Backstory Biernes #11, Friday, July 17th 2015
After two years in Berlin, I now ride past the Brandenburg Tor almost every day. I never give it much thought. To me it’s a beautiful tourist spot, and I think most people view it that way. Riding past it every day, I realized I know nothing about it. Out of curiosity, I decided to fill that knowledge gap, and write about it. I hope it doesn’t push more useful pieces of information out of my brain.
The Brandenburg Tor, a.k.a. the Brandenburg Gate, is a monumental arch that was originally named the Gate of Peace. It was also a marker of the beginning of the road from Berlin to Brandenburg, for which it is currently named.
It was commissioned by a Prussian king in the 1700s as a symbol of peace. But at over 200 years old, I don’t think that it is a symbol of peace or even Brandenburg any longer. If nothing else, it is now a symbol of Berlin and Germany. For some, it is a symbol of Europe and its progress. Many world leaders have given speeches at the gate or have simply made official visits there. But what does it symbolize to me, other than my commute? I thought looking at its backstory might help me figure that out.
During the over 200 years of its life, the “ownership” of the Brandenburg Tor passed through the hands of many European powers, beginning of course, with the Prussians. The French defeated the Prussians and took the gate. Then the Prussians took it back. The Nazis then took it, then the Soviets, then East Germany and now just regular old Germany.
As the gate passed from hand to hand, it seems to have become a symbol of whoever owned it. The Prussians originally meant it to be a symbol of peace and the Prussian Monarchy. For the French, it was a symbol of power and conquest–they actually brought the statue on top of the gate back to Paris. When the Prussians took it back, they decked it out with Prussian bling like the Iron Cross and the Prussian eagle which remain on it today. When the Nazis got it, they decked it out with their peculiar brand of fashion. After World War II, it went to the hands of the Soviets and then the East Germans, both of whom flew their respective flags on it. It was briefly a Berlin Wall checkpoint, and since Germany got back together with itself, it has passed into modern Germany’s hands. In tourism and government, the gate has come to symbolize the country. Arguably, since Germany is a leading member of the EU, it is also a symbol of Europe.
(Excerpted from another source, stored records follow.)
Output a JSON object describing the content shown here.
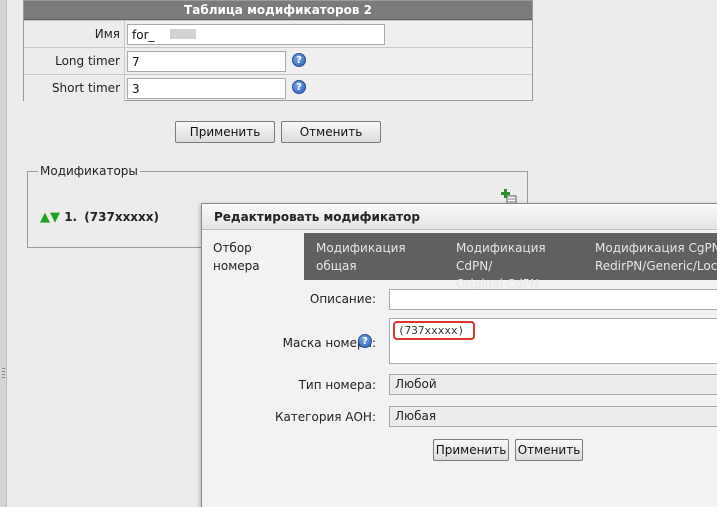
{
  "modifiers_table": {
    "title": "Таблица модификаторов 2",
    "name_label": "Имя",
    "name_value": "for_",
    "long_timer_label": "Long timer",
    "long_timer_value": "7",
    "short_timer_label": "Short timer",
    "short_timer_value": "3",
    "help_glyph": "?"
  },
  "actions": {
    "apply_label": "Применить",
    "cancel_label": "Отменить"
  },
  "modifiers": {
    "legend": "Модификаторы",
    "items": [
      {
        "index": "1.",
        "mask": "(737xxxxx)"
      }
    ]
  },
  "dialog": {
    "title": "Редактировать модификатор",
    "tabs": [
      {
        "line1": "Отбор номера",
        "line2": ""
      },
      {
        "line1": "Модификация общая",
        "line2": ""
      },
      {
        "line1": "Модификация CdPN/",
        "line2": "Original CdPN"
      },
      {
        "line1": "Модификация CgPN/",
        "line2": "RedirPN/Generic/Loca"
      }
    ],
    "description_label": "Описание:",
    "description_value": "",
    "mask_label": "Маска номера:",
    "mask_value": "(737xxxxx)",
    "number_type_label": "Тип номера:",
    "number_type_value": "Любой",
    "aon_category_label": "Категория АОН:",
    "aon_category_value": "Любая",
    "apply_label": "Применить",
    "cancel_label": "Отменить"
  },
  "colors": {
    "header_bg": "#7b7b7b",
    "tabs_bg": "#606060",
    "highlight": "#d9352b",
    "arrow_green": "#1ea11e",
    "help_blue": "#2a5db8"
  }
}
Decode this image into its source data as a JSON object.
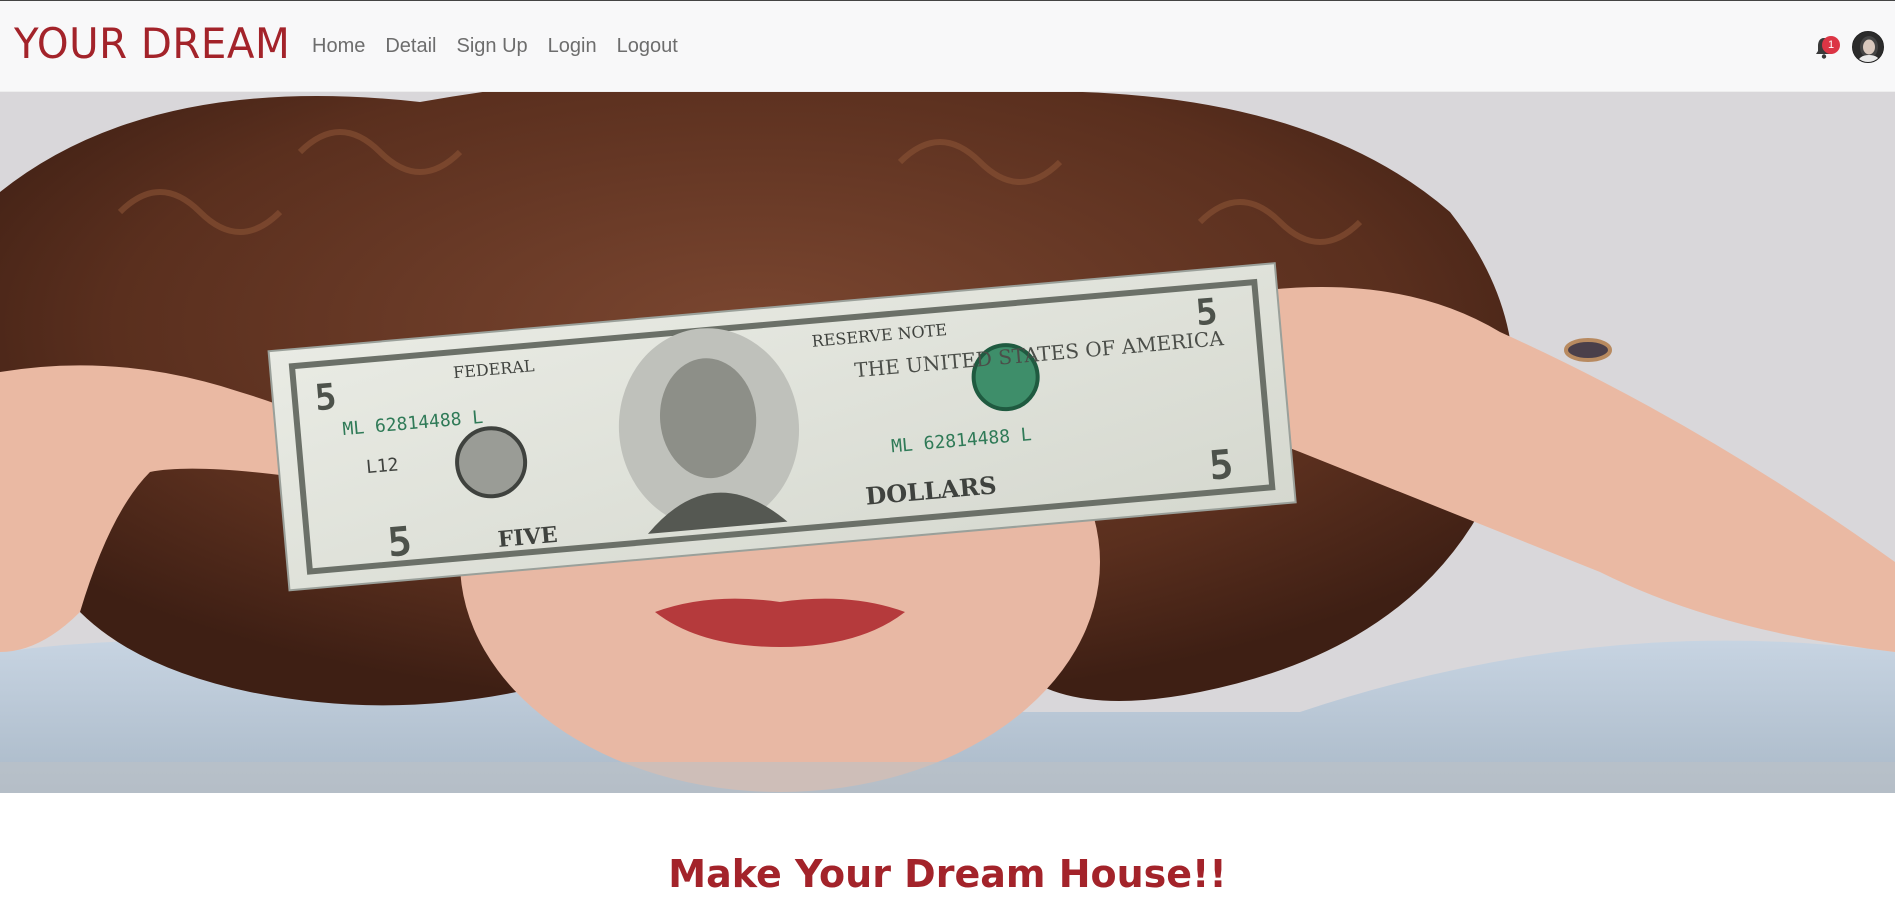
{
  "navbar": {
    "brand": "YOUR DREAM",
    "links": [
      "Home",
      "Detail",
      "Sign Up",
      "Login",
      "Logout"
    ],
    "notification_count": "1",
    "icons": {
      "bell": "bell-icon",
      "avatar": "user-avatar"
    }
  },
  "hero": {
    "image": "woman-holding-five-dollar-bill-photo",
    "bill_text": {
      "serial": "ML 62814488 L",
      "code": "L12",
      "denomination": "5",
      "header": "THE UNITED STATES OF AMERICA",
      "federal": "FEDERAL",
      "reserve": "RESERVE NOTE",
      "bottom_left": "FIVE",
      "bottom_right": "DOLLARS"
    }
  },
  "main": {
    "headline": "Make Your Dream House!!"
  },
  "colors": {
    "brand": "#a3232a",
    "nav_link": "#6d6d6d",
    "badge": "#dc3545"
  }
}
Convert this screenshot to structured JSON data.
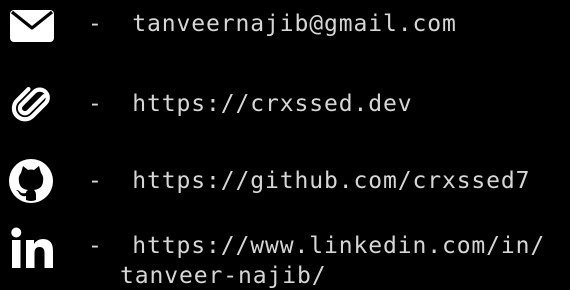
{
  "contacts": [
    {
      "icon": "mail-icon",
      "separator": "-",
      "text": "tanveernajib@gmail.com"
    },
    {
      "icon": "paperclip-icon",
      "separator": "-",
      "text": "https://crxssed.dev"
    },
    {
      "icon": "github-icon",
      "separator": "-",
      "text": "https://github.com/crxssed7"
    },
    {
      "icon": "linkedin-icon",
      "separator": "-",
      "text": "https://www.linkedin.com/in/",
      "text_continued": "tanveer-najib/"
    }
  ],
  "colors": {
    "background": "#000000",
    "text": "#d6d6d6",
    "icon": "#ffffff"
  }
}
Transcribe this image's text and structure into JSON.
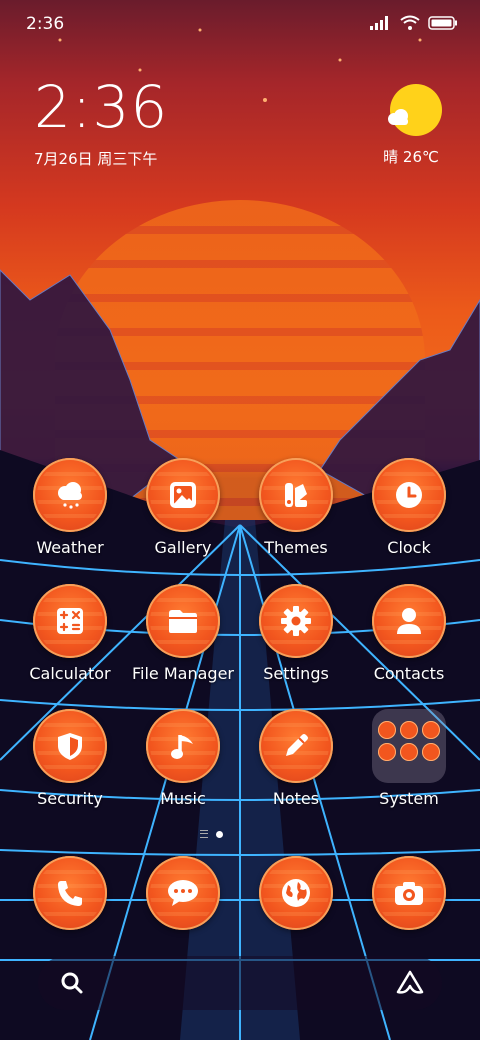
{
  "status": {
    "time": "2:36"
  },
  "clock_widget": {
    "time": "2:36",
    "date": "7月26日 周三下午"
  },
  "weather_widget": {
    "text": "晴 26℃"
  },
  "apps": [
    {
      "label": "Weather",
      "icon": "cloud-rain-icon"
    },
    {
      "label": "Gallery",
      "icon": "image-icon"
    },
    {
      "label": "Themes",
      "icon": "themes-brush-icon"
    },
    {
      "label": "Clock",
      "icon": "clock-icon"
    },
    {
      "label": "Calculator",
      "icon": "calculator-icon"
    },
    {
      "label": "File Manager",
      "icon": "folder-icon"
    },
    {
      "label": "Settings",
      "icon": "gear-icon"
    },
    {
      "label": "Contacts",
      "icon": "person-icon"
    },
    {
      "label": "Security",
      "icon": "shield-icon"
    },
    {
      "label": "Music",
      "icon": "music-note-icon"
    },
    {
      "label": "Notes",
      "icon": "pencil-icon"
    },
    {
      "label": "System",
      "icon": "folder-grid-icon"
    }
  ],
  "dock": [
    {
      "icon": "phone-icon"
    },
    {
      "icon": "message-icon"
    },
    {
      "icon": "globe-icon"
    },
    {
      "icon": "camera-icon"
    }
  ],
  "colors": {
    "icon_orange": "#f2561e",
    "weather_sun": "#ffd21a",
    "grid_blue": "#3fb4ff"
  }
}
After that brief romp through history, what does the gate symbolize for me? Now remember, I said it was a beautiful tourist spot that I never think about. So take this with a grain of salt–to me, the Brandenburg Gate is a symbol of dominance and war. Even when it was intended as a symbol of peace, it was modeled after classical Triumph iconography. There was an enormous amount of blood that had to be spilled for the gate to be where it is today. Its new owners are the benefactors of all that bloodshed as its previous owners had been.
Many of you will not share my understanding of this symbol. And that’s okay. Because that’s the problem with symbols, isn’t it? We can never truly share their meaning. The same thing happens in language. Words and phrases change meaning from mind to mind.
I am certainly not the first person to think of the Brandenburg Gate in this way. I believe that the Prussians were. I don’t mean to argue that the original meaning of the gate has been preserved. Rather, it has come full circle.
My only reason for writing this was curiosity. My goal was not to badmouth the gate. Like I said, it’s beautiful. But my preference (or bad habit) is to always acknowledge the morbid side of things. I always try to put a positive spin on it. Acknowledging the negative can help us to move on from it and be reminded that things like peace and unity can easily slip from our hands.
This brings to mind the symbolism behind the Confederate battle flag that was recently taken off the South Carolina capitol building. Symbols can change over time, and maybe the battle flag is not a symbol of racism anymore, but it definitely used to be. You can’t deny that the modern context of flying the flag in the south brings slavery to mind. The Brandenburg Tor no longer brings the Prussians to mind or even the city of Brandenburg. The important part of a symbol is its context, not its origin. The Brandenburg Tor might have as much bad history as the battle flag does, but its context is much more innocuous.